● Recorded information:

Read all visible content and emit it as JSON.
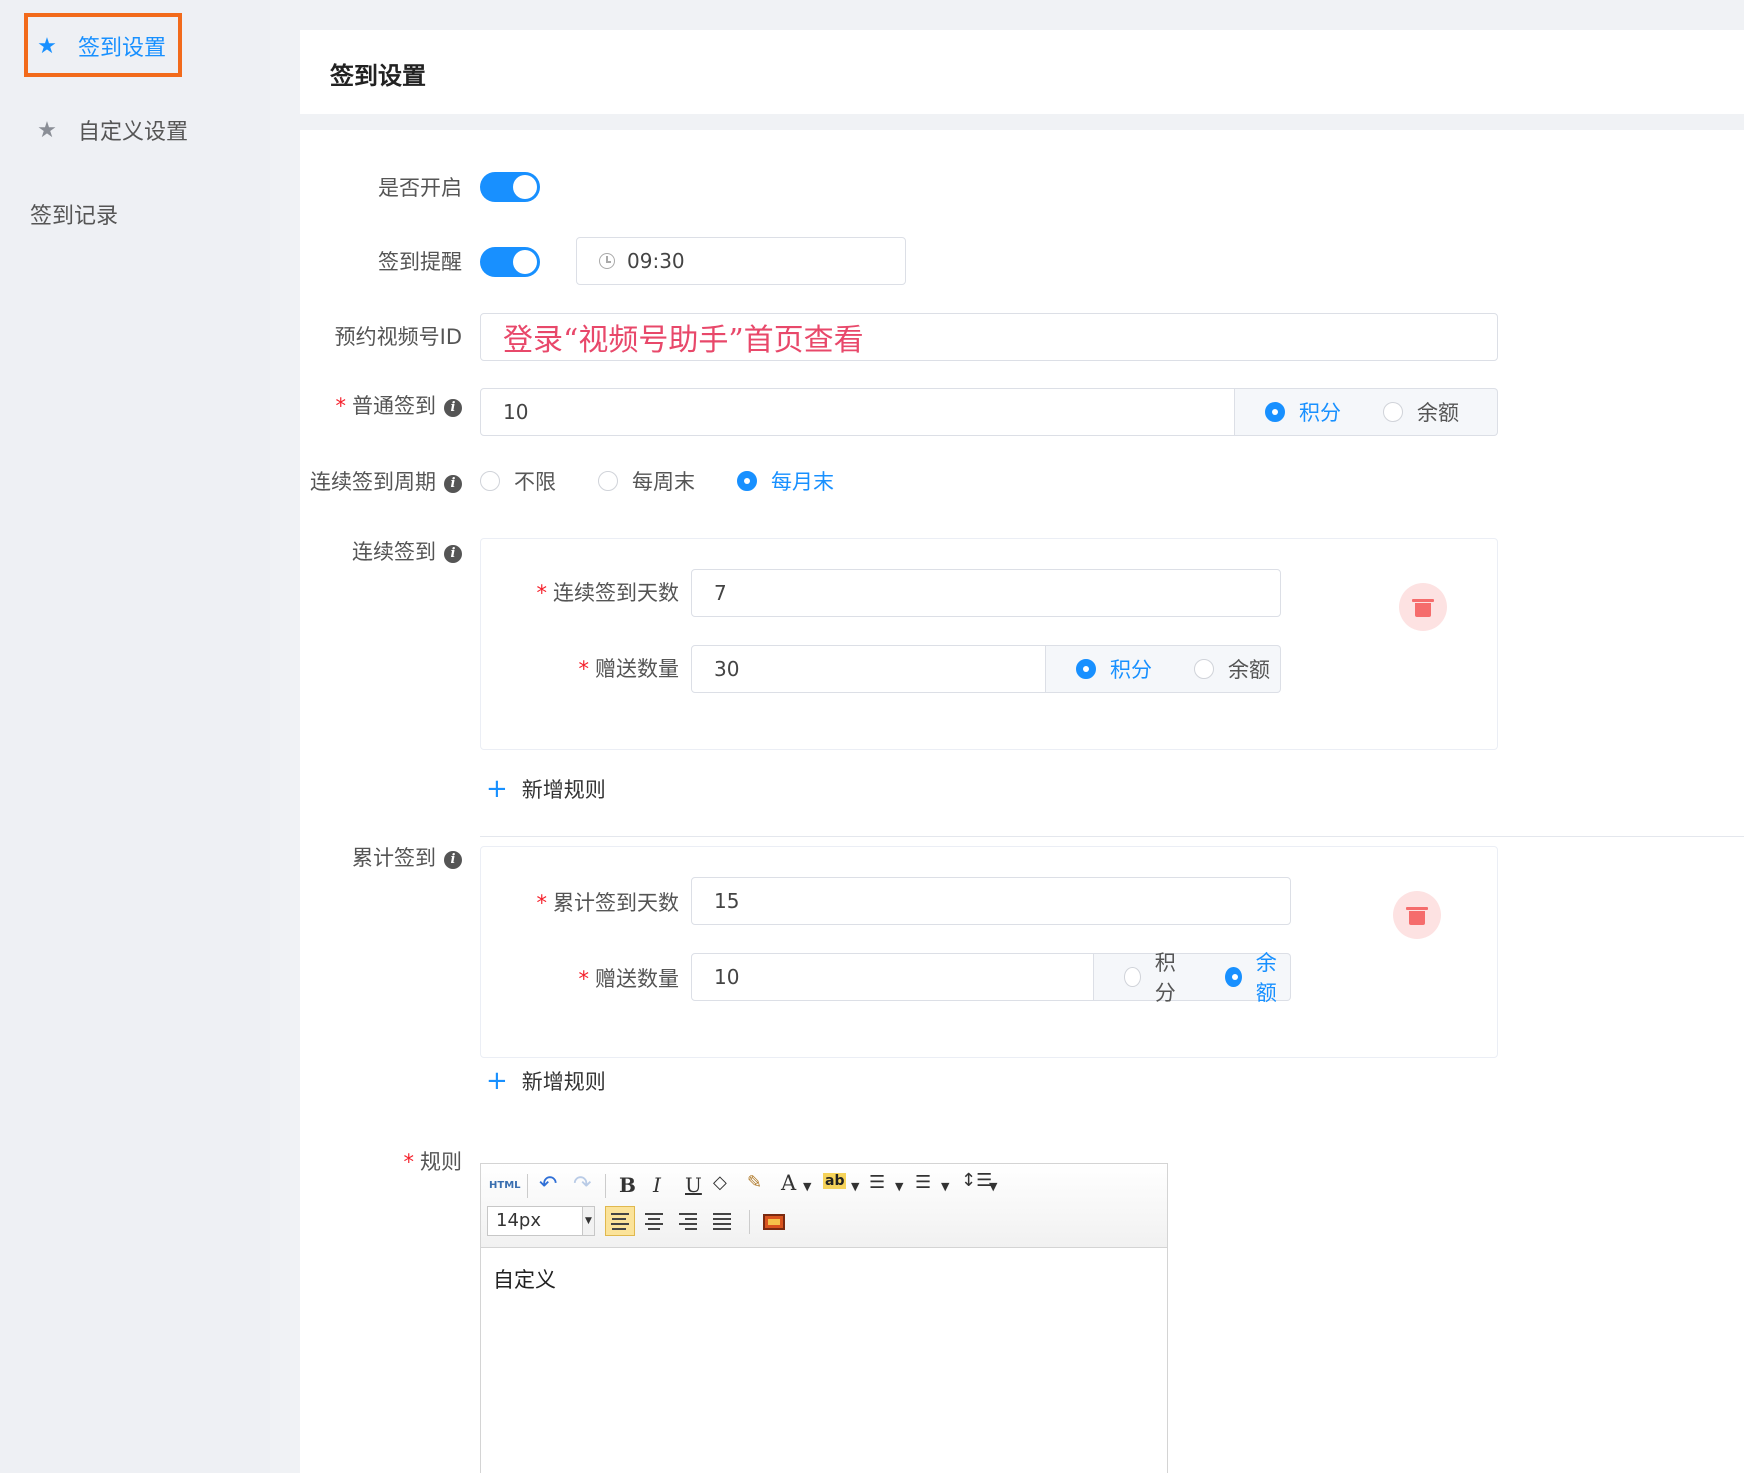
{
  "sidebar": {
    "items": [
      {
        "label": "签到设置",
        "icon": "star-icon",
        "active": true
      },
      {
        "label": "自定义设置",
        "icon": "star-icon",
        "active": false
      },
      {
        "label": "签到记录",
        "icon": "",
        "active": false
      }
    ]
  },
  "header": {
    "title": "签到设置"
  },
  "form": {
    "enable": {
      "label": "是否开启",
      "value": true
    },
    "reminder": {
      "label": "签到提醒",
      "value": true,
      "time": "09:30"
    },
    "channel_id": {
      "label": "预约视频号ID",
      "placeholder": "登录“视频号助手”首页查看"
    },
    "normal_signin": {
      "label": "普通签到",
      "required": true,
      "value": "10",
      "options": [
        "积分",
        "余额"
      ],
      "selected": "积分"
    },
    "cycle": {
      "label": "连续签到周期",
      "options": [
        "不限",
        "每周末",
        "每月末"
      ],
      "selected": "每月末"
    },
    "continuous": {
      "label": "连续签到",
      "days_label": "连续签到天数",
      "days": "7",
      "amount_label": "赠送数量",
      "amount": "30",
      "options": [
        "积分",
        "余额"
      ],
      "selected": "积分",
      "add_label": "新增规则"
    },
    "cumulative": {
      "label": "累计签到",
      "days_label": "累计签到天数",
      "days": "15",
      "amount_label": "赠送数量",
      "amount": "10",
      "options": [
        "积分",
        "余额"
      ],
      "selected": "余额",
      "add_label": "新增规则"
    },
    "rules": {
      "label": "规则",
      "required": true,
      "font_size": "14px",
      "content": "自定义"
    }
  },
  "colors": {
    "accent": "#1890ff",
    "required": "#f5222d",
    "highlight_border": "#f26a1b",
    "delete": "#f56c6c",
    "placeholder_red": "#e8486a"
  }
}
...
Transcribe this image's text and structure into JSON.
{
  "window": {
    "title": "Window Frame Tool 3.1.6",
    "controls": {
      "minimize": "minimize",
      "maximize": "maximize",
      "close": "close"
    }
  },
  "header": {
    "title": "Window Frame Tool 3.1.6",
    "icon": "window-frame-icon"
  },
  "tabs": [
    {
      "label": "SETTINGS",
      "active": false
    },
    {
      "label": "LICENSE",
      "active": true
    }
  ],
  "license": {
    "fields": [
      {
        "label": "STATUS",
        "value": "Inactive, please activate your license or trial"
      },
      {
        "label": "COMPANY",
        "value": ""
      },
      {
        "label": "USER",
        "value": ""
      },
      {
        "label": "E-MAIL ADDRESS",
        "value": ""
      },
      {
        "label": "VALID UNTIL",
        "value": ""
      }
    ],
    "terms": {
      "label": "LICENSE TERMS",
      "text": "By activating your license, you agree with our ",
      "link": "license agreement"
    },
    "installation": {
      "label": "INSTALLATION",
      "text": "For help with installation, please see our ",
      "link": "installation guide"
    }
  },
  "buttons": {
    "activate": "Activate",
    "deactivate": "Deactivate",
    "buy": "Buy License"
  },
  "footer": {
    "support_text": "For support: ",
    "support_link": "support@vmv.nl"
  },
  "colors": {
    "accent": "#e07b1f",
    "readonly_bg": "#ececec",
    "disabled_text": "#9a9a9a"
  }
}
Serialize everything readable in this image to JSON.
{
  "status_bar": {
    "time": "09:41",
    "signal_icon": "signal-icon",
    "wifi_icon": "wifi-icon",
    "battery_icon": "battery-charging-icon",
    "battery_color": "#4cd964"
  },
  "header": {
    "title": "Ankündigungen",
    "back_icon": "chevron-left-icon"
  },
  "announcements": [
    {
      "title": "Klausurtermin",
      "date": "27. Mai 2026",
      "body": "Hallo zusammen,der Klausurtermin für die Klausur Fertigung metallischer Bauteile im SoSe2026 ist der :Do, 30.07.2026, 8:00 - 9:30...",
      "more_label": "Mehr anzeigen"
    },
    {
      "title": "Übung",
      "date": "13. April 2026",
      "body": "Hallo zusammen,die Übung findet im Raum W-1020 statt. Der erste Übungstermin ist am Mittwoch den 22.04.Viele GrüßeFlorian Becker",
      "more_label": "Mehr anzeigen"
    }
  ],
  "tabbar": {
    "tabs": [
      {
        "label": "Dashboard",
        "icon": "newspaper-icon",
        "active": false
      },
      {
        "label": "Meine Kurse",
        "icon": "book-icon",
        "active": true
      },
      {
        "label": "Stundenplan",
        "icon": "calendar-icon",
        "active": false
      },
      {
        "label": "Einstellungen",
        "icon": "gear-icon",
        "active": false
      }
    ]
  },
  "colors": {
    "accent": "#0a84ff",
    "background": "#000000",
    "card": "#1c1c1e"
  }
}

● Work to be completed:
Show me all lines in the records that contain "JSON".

● Reply to the task:
Read all visible content and emit it as JSON.
Transcribe this image's text and structure into JSON.
Serialize everything readable in this image to JSON.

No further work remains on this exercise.